    • Fighting games are fascinating, and I say this as someone who isn’t overly great at them. I do fine against the AI and enjoy playing in local, but I’ll never be brave enough to try the competitive circuit.

      I do admire the skills involved, and the way that game developers work to deliver to the very specific needs of that community. It’s a demanding-as-anything genre and I can’t think of game developers that need more skill in their craft than fighting game devs.

      I do with Koei Tecmo could bring Dead or Alive back though 🙁

      • I hope so too. Was one of the slickest looking, and it had a s similar quality as Mortal Kombat, in that it entertained a wide range of differently skilled players.

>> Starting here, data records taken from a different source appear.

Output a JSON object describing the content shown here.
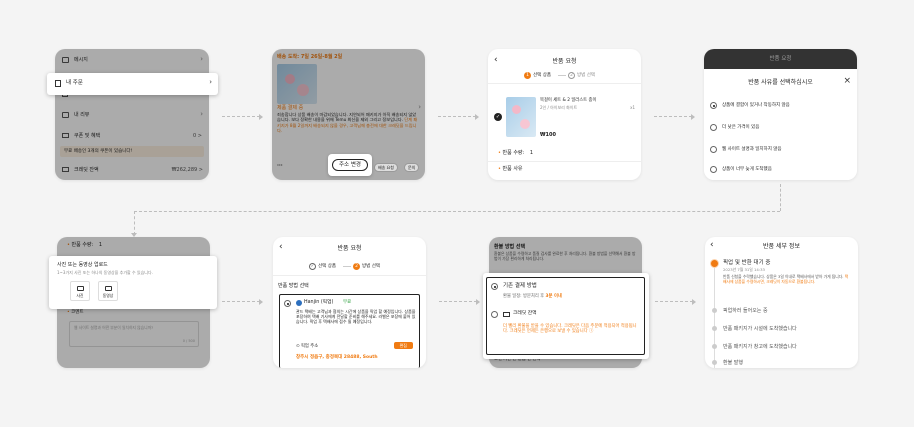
{
  "s1": {
    "menu": [
      "메시지",
      "내 주문",
      "내 리뷰",
      "쿠폰 및 혜택"
    ],
    "coupon_count": "0 >",
    "coupon_notice": "무료 배송인 3개의 쿠폰이 있습니다!",
    "credit_label": "크레딧 잔액",
    "credit_value": "₩262,289 >"
  },
  "s2": {
    "delivery": "배송 도착: 7일 26일-8월 2일",
    "item_label": "제품 결제 중",
    "body": "죄송합니다 상품 배송이 마감되었습니다. 지연되어 패키지가 아직 배송되지 않았습니다. 보다 정확한 내용을 위해 Temu 최신을 제외 그리고 정보입니다.",
    "body_orange": "단계 패키지가 8월 2일까지 배송되지 않을 경우, 고객님께 충전에 대한 크레딧을 드립니다.",
    "dots": "···",
    "btn_address": "주소 변경",
    "btn_other1": "배송 요청",
    "btn_other2": "문의"
  },
  "s3": {
    "title": "반품 요청",
    "step1": "선택 상품",
    "step2": "방법 선택",
    "product_name": "목걸이 세트 & 2 일러스트 종이",
    "product_sub": "2인 / 아이보리 화이트",
    "qty_x": "x1",
    "price": "₩100",
    "qty_label": "반품 수량:",
    "qty_value": "1",
    "reason_label": "반품 사유"
  },
  "s4": {
    "top_title": "반품 요청",
    "sheet_title": "반품 사유를 선택하십시오",
    "close": "×",
    "options": [
      "상품에 결함이 있거나 작동하지 않음",
      "더 낮은 가격이 있음",
      "웹 사이트 설명과 일치하지 않음",
      "상품이 너무 늦게 도착했음"
    ]
  },
  "s5": {
    "qty_label": "반품 수량:",
    "qty_value": "1",
    "upload_title": "사진 또는 동영상 업로드",
    "upload_hint": "1~3가지 사진 또는 하나의 동영상을 추가할 수 있습니다.",
    "photo": "사진",
    "video": "동영상",
    "comment_label": "코멘트",
    "comment_placeholder": "웹 사이트 설명과 어떤 부분이 일치하지 않습니까?",
    "counter": "0 / 500"
  },
  "s6": {
    "title": "반품 요청",
    "step1": "선택 상품",
    "step2": "방법 선택",
    "section": "반품 방법 선택",
    "carrier": "Hanjin (픽업)",
    "free": "무료",
    "desc": "관드 택배는 고객님과 협의는 시간에 상품을 픽업 할 예정입니다. 상품을 포장하여 택배 기사에게 전달할 준비를 해주세요. 라벨은 포장에 붙어 있습니다. 픽업 후 택배사에 접수 될 예정입니다.",
    "pickup_label": "픽업 주소",
    "edit_btn": "편집",
    "address": "창주시 정읍구, 충정북대 28488, South"
  },
  "s7": {
    "title": "환불 방법 선택",
    "desc": "환불은 상품을 수령하고 품질 검사를 완료한 후 처리됩니다. 환불 방법을 선택해서 환불 방법이 가장 편리하게 처리됩니다.",
    "opt1": "기존 결제 방법",
    "opt1_sub1": "환불 일정: 방문처리 후",
    "opt1_sub2": "3분 이내",
    "opt2": "크레딧 잔액",
    "note": "더 빨리 환불을 받을 수 있습니다. 크레딧은 다음 주문에 적용되어 적용됩니다. 크레딧은 언제든 은행으로 보낼 수 있습니다 ⓘ",
    "bottom": "보낸 기한 안 받음 번 선택"
  },
  "s8": {
    "title": "반품 세부 정보",
    "step1_title": "픽업 및 반환 대기 중",
    "step1_date": "2023년 7월 31일 14:33",
    "step1_text": "반품 신청을 수락했습니다. 상품은 3일 이내로 택배사에서 받아 가게 됩니다.",
    "step1_orange": "택배사에 상품을 수령하시면, 크레딧이 자동으로 환불됩니다.",
    "steps": [
      "픽업하러 들어오는 중",
      "반품 패키지가 시설에 도착했습니다",
      "반품 패키지가 창고에 도착했습니다",
      "환불 발행"
    ]
  }
}
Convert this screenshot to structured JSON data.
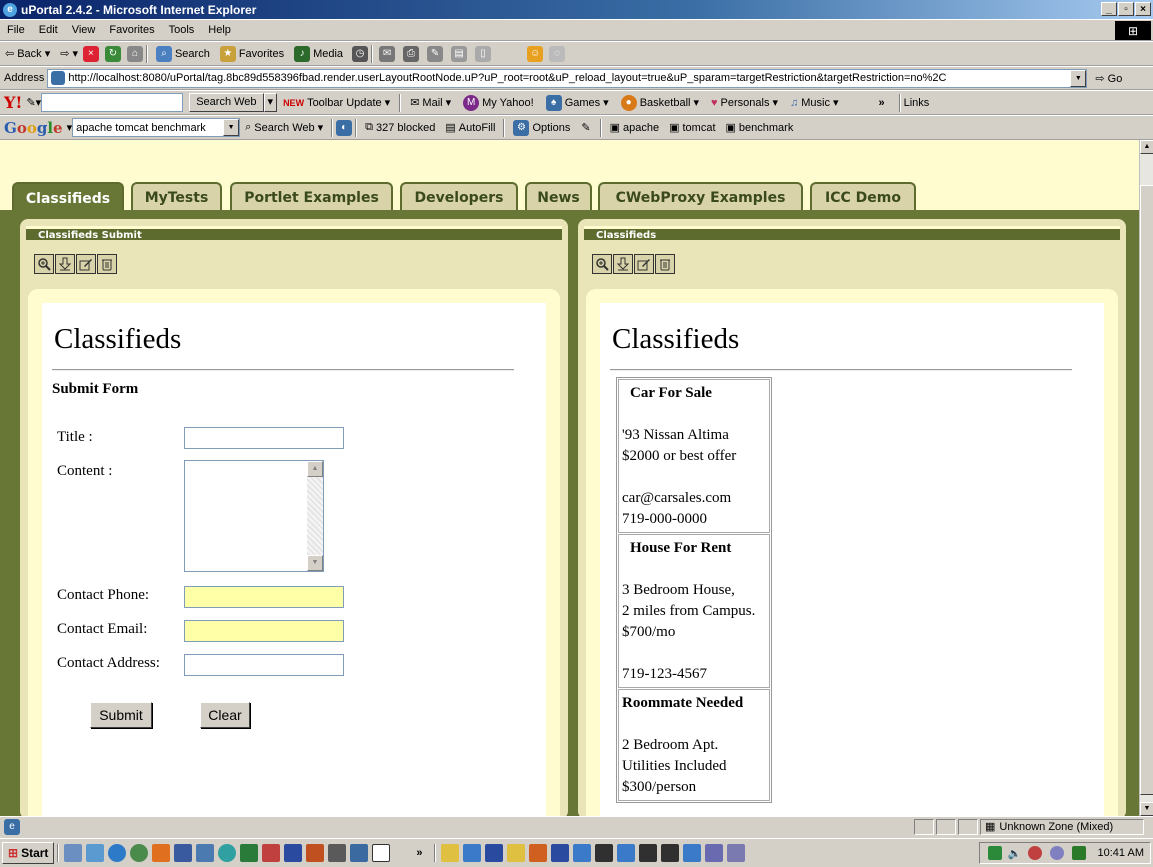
{
  "window": {
    "title": "uPortal 2.4.2 - Microsoft Internet Explorer"
  },
  "menu": [
    "File",
    "Edit",
    "View",
    "Favorites",
    "Tools",
    "Help"
  ],
  "toolbar": {
    "back": "Back",
    "search": "Search",
    "favorites": "Favorites",
    "media": "Media"
  },
  "address": {
    "label": "Address",
    "url": "http://localhost:8080/uPortal/tag.8bc89d558396fbad.render.userLayoutRootNode.uP?uP_root=root&uP_reload_layout=true&uP_sparam=targetRestriction&targetRestriction=no%2C",
    "go": "Go"
  },
  "yahoo": {
    "search_web": "Search Web",
    "new_badge": "NEW",
    "toolbar_update": "Toolbar Update",
    "mail": "Mail",
    "my_yahoo": "My Yahoo!",
    "games": "Games",
    "basketball": "Basketball",
    "personals": "Personals",
    "music": "Music",
    "more": "»",
    "links": "Links"
  },
  "google": {
    "logo": "Google",
    "query": "apache tomcat benchmark",
    "search_web": "Search Web",
    "blocked": "327 blocked",
    "autofill": "AutoFill",
    "options": "Options",
    "terms": [
      "apache",
      "tomcat",
      "benchmark"
    ]
  },
  "tabs": [
    "Classifieds",
    "MyTests",
    "Portlet Examples",
    "Developers",
    "News",
    "CWebProxy Examples",
    "ICC Demo"
  ],
  "left_channel": {
    "header": "Classifieds Submit",
    "title": "Classifieds",
    "form_heading": "Submit Form",
    "labels": {
      "title": "Title :",
      "content": "Content :",
      "phone": "Contact Phone:",
      "email": "Contact Email:",
      "address": "Contact Address:"
    },
    "buttons": {
      "submit": "Submit",
      "clear": "Clear"
    }
  },
  "right_channel": {
    "header": "Classifieds",
    "title": "Classifieds",
    "ads": [
      {
        "heading": "Car For Sale",
        "lines": [
          "'93 Nissan Altima",
          "$2000 or best offer",
          "",
          "car@carsales.com",
          "719-000-0000"
        ]
      },
      {
        "heading": "House For Rent",
        "lines": [
          "3 Bedroom House,",
          "2 miles from Campus.",
          "$700/mo",
          "",
          "719-123-4567"
        ]
      },
      {
        "heading": "Roommate Needed",
        "lines": [
          "2 Bedroom Apt.",
          "Utilities Included",
          "$300/person"
        ]
      }
    ]
  },
  "status": {
    "zone": "Unknown Zone (Mixed)"
  },
  "taskbar": {
    "start": "Start",
    "clock": "10:41 AM"
  }
}
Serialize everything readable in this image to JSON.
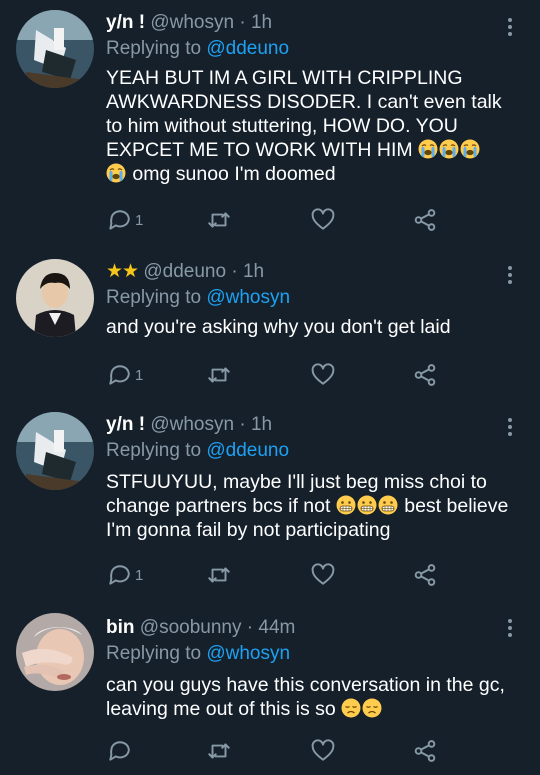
{
  "tweets": [
    {
      "name": "y/n !",
      "handle": "@whosyn",
      "separator": "·",
      "time": "1h",
      "replying_prefix": "Replying to",
      "replying_to": "@ddeuno",
      "text_parts": [
        "YEAH BUT IM A GIRL WITH CRIPPLING AWKWARDNESS DISODER. I can't even talk to him without stuttering, HOW DO. YOU EXPCET ME TO WORK WITH HIM",
        "omg sunoo I'm doomed"
      ],
      "emoji": [
        "loudly-crying-face",
        "loudly-crying-face",
        "loudly-crying-face",
        "loudly-crying-face"
      ],
      "reply_count": "1",
      "icons": {
        "reply": "reply-icon",
        "retweet": "retweet-icon",
        "like": "heart-icon",
        "share": "share-icon",
        "menu": "more-vertical-icon"
      }
    },
    {
      "name_stars": "★★",
      "handle": "@ddeuno",
      "separator": "·",
      "time": "1h",
      "replying_prefix": "Replying to",
      "replying_to": "@whosyn",
      "text_parts": [
        "and you're asking why you don't get laid"
      ],
      "emoji": [],
      "reply_count": "1",
      "icons": {
        "reply": "reply-icon",
        "retweet": "retweet-icon",
        "like": "heart-icon",
        "share": "share-icon",
        "menu": "more-vertical-icon"
      }
    },
    {
      "name": "y/n !",
      "handle": "@whosyn",
      "separator": "·",
      "time": "1h",
      "replying_prefix": "Replying to",
      "replying_to": "@ddeuno",
      "text_parts": [
        "STFUUYUU, maybe I'll just beg miss choi to change partners bcs if not",
        "best believe I'm gonna fail by not participating"
      ],
      "emoji": [
        "grimacing-face",
        "grimacing-face",
        "grimacing-face"
      ],
      "reply_count": "1",
      "icons": {
        "reply": "reply-icon",
        "retweet": "retweet-icon",
        "like": "heart-icon",
        "share": "share-icon",
        "menu": "more-vertical-icon"
      }
    },
    {
      "name": "bin",
      "handle": "@soobunny",
      "separator": "·",
      "time": "44m",
      "replying_prefix": "Replying to",
      "replying_to": "@whosyn",
      "text_parts": [
        "can you guys have this conversation in the gc, leaving me out of this is so"
      ],
      "emoji": [
        "disappointed-face",
        "disappointed-face"
      ],
      "reply_count": "",
      "icons": {
        "reply": "reply-icon",
        "retweet": "retweet-icon",
        "like": "heart-icon",
        "share": "share-icon",
        "menu": "more-vertical-icon"
      }
    }
  ],
  "colors": {
    "background": "#15202b",
    "secondary_text": "#8899a6",
    "link": "#1da1f2",
    "star": "#f5c518"
  }
}
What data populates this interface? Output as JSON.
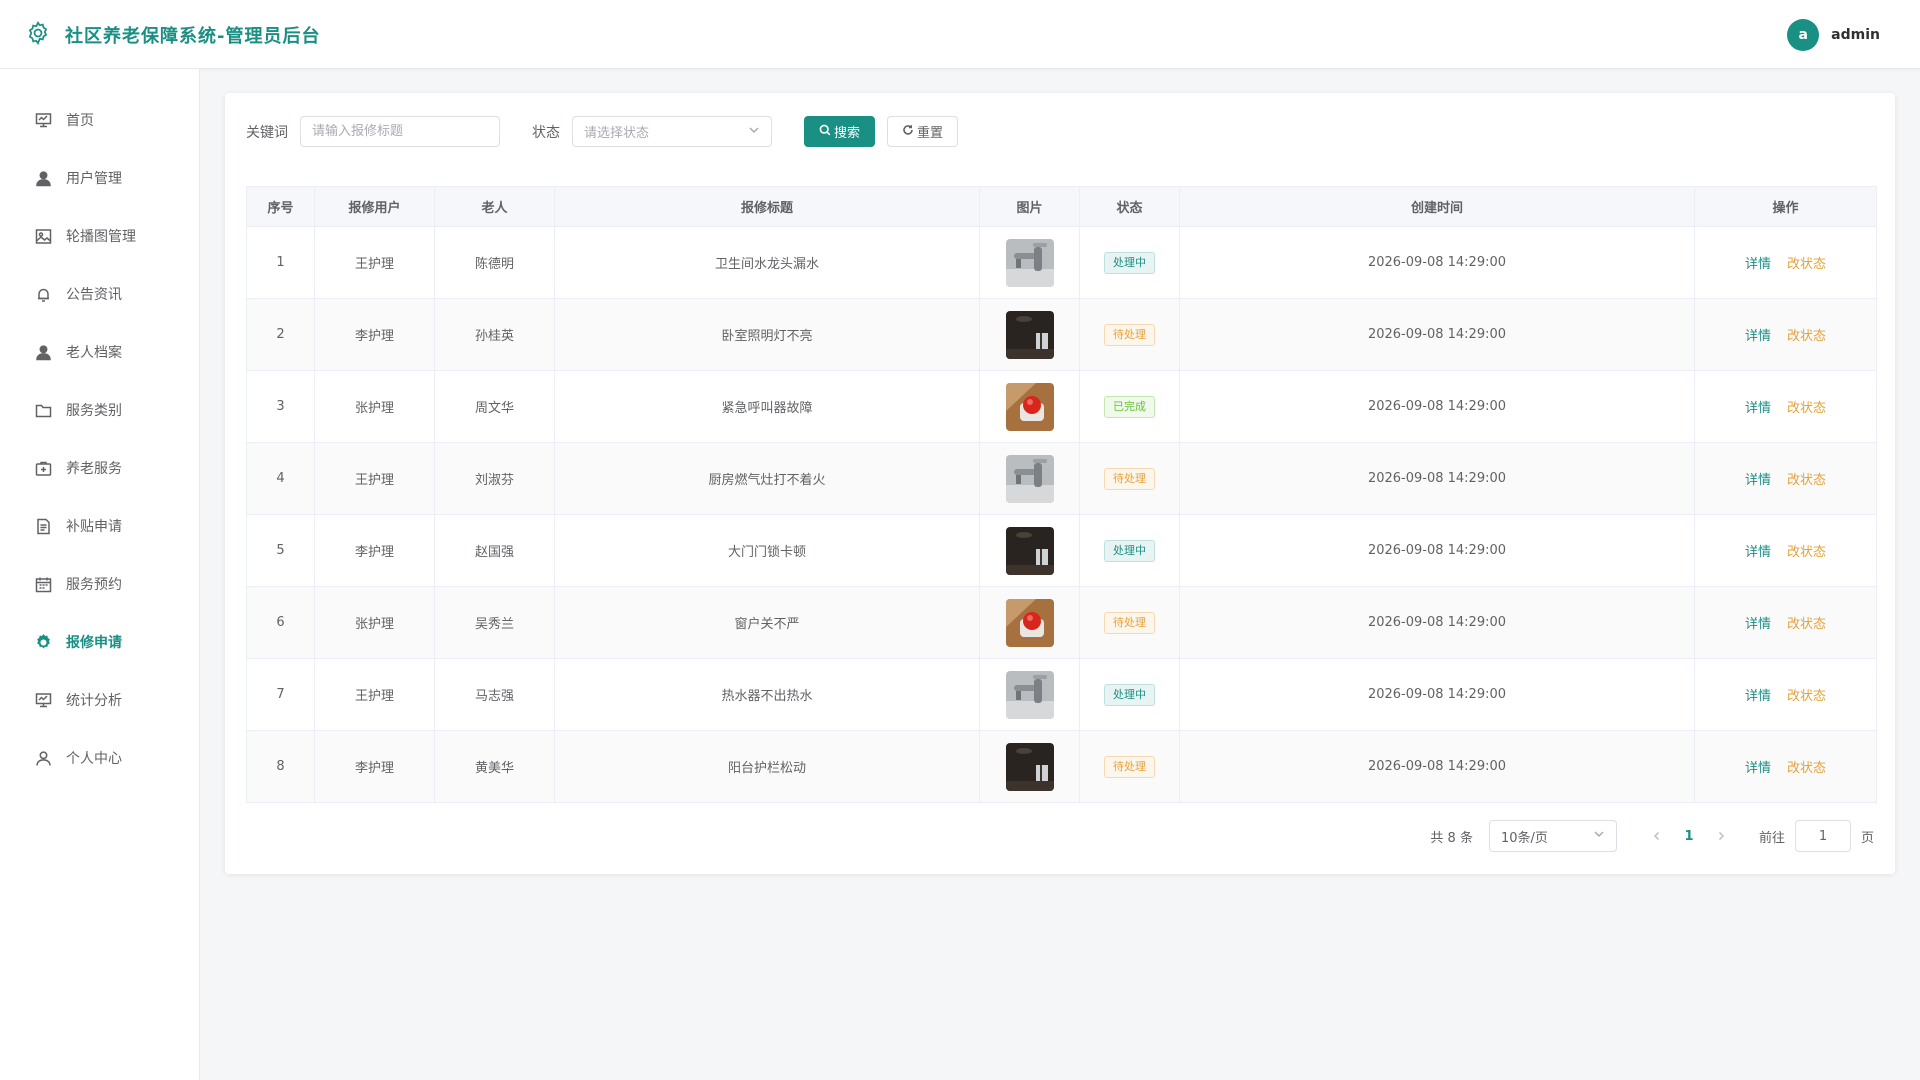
{
  "app": {
    "title": "社区养老保障系统-管理员后台",
    "user": {
      "avatar_letter": "a",
      "name": "admin"
    },
    "accent_color": "#1a8f84"
  },
  "sidebar": {
    "items": [
      {
        "label": "首页",
        "icon": "monitor-icon",
        "active": false
      },
      {
        "label": "用户管理",
        "icon": "user-icon",
        "active": false
      },
      {
        "label": "轮播图管理",
        "icon": "picture-icon",
        "active": false
      },
      {
        "label": "公告资讯",
        "icon": "bell-icon",
        "active": false
      },
      {
        "label": "老人档案",
        "icon": "user-icon",
        "active": false
      },
      {
        "label": "服务类别",
        "icon": "folder-icon",
        "active": false
      },
      {
        "label": "养老服务",
        "icon": "first-aid-icon",
        "active": false
      },
      {
        "label": "补贴申请",
        "icon": "document-icon",
        "active": false
      },
      {
        "label": "服务预约",
        "icon": "calendar-icon",
        "active": false
      },
      {
        "label": "报修申请",
        "icon": "gear-icon",
        "active": true
      },
      {
        "label": "统计分析",
        "icon": "monitor-icon",
        "active": false
      },
      {
        "label": "个人中心",
        "icon": "user-outline-icon",
        "active": false
      }
    ]
  },
  "search": {
    "keyword_label": "关键词",
    "keyword_placeholder": "请输入报修标题",
    "status_label": "状态",
    "status_placeholder": "请选择状态",
    "search_button": "搜索",
    "reset_button": "重置"
  },
  "table": {
    "columns": [
      "序号",
      "报修用户",
      "老人",
      "报修标题",
      "图片",
      "状态",
      "创建时间",
      "操作"
    ],
    "rows": [
      {
        "index": "1",
        "reporter": "王护理",
        "elder": "陈德明",
        "title": "卫生间水龙头漏水",
        "image": "faucet",
        "status": "处理中",
        "status_type": "proc",
        "created": "2026-09-08 14:29:00"
      },
      {
        "index": "2",
        "reporter": "李护理",
        "elder": "孙桂英",
        "title": "卧室照明灯不亮",
        "image": "room",
        "status": "待处理",
        "status_type": "wait",
        "created": "2026-09-08 14:29:00"
      },
      {
        "index": "3",
        "reporter": "张护理",
        "elder": "周文华",
        "title": "紧急呼叫器故障",
        "image": "button",
        "status": "已完成",
        "status_type": "done",
        "created": "2026-09-08 14:29:00"
      },
      {
        "index": "4",
        "reporter": "王护理",
        "elder": "刘淑芬",
        "title": "厨房燃气灶打不着火",
        "image": "faucet",
        "status": "待处理",
        "status_type": "wait",
        "created": "2026-09-08 14:29:00"
      },
      {
        "index": "5",
        "reporter": "李护理",
        "elder": "赵国强",
        "title": "大门门锁卡顿",
        "image": "room",
        "status": "处理中",
        "status_type": "proc",
        "created": "2026-09-08 14:29:00"
      },
      {
        "index": "6",
        "reporter": "张护理",
        "elder": "吴秀兰",
        "title": "窗户关不严",
        "image": "button",
        "status": "待处理",
        "status_type": "wait",
        "created": "2026-09-08 14:29:00"
      },
      {
        "index": "7",
        "reporter": "王护理",
        "elder": "马志强",
        "title": "热水器不出热水",
        "image": "faucet",
        "status": "处理中",
        "status_type": "proc",
        "created": "2026-09-08 14:29:00"
      },
      {
        "index": "8",
        "reporter": "李护理",
        "elder": "黄美华",
        "title": "阳台护栏松动",
        "image": "room",
        "status": "待处理",
        "status_type": "wait",
        "created": "2026-09-08 14:29:00"
      }
    ],
    "actions": {
      "detail": "详情",
      "change_status": "改状态"
    }
  },
  "pagination": {
    "total_text": "共 8 条",
    "page_size": "10条/页",
    "current_page": "1",
    "goto_label": "前往",
    "goto_value": "1",
    "page_unit": "页"
  }
}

  • This is the game I’ve been waiting for to finally get me to buy a PS5. Unfortunately, after seeing some of the released game play on youtube, I feel less excited about it. I love my Tekken 7 and I haven’t played a Tekken game I didn’t like. I’m certain this one is going to be great too but there’s something very off about it from the game play videos. One small but, for me, significant issue is the announcer voice. The one from 7 is awesome but this new one in 8 is immediately annoying to me and it happens prior to every single fight. So I can already feel myself becoming frustrated instead of excited to start the fights. Another is the opening movie with the song that sounds like something from a nineties rock band trying to be cool. Lastly, there’s more but I already sound like I’m complaining too much, I really don’t care for the coffee lady at all and putting Eddy Gordo as a DLC is really messed up and sad. To have to pay extra on top of the already high price of the game for one of my favorite characters that has been a staple of the series makes zero sense to me. Anyway, I’m still going to get the game eventually and I really hope I’m wrong about the feeling I’m getting.

    • I do hope you love it when you get a chance to get stuck into it. I’m not nearly enough of a Tekken fan to know how the hardcore will respond to this one. I hope for everyone’s sake Bandai didn’t blow it.

  • Previous Story

    Review: Another Code: Recollection (Nintendo Switch)

    Next Story

    Post-apocalyptic sci-fi action RPG AI Limit will launch for PC and PS5 this year

    Latest Articles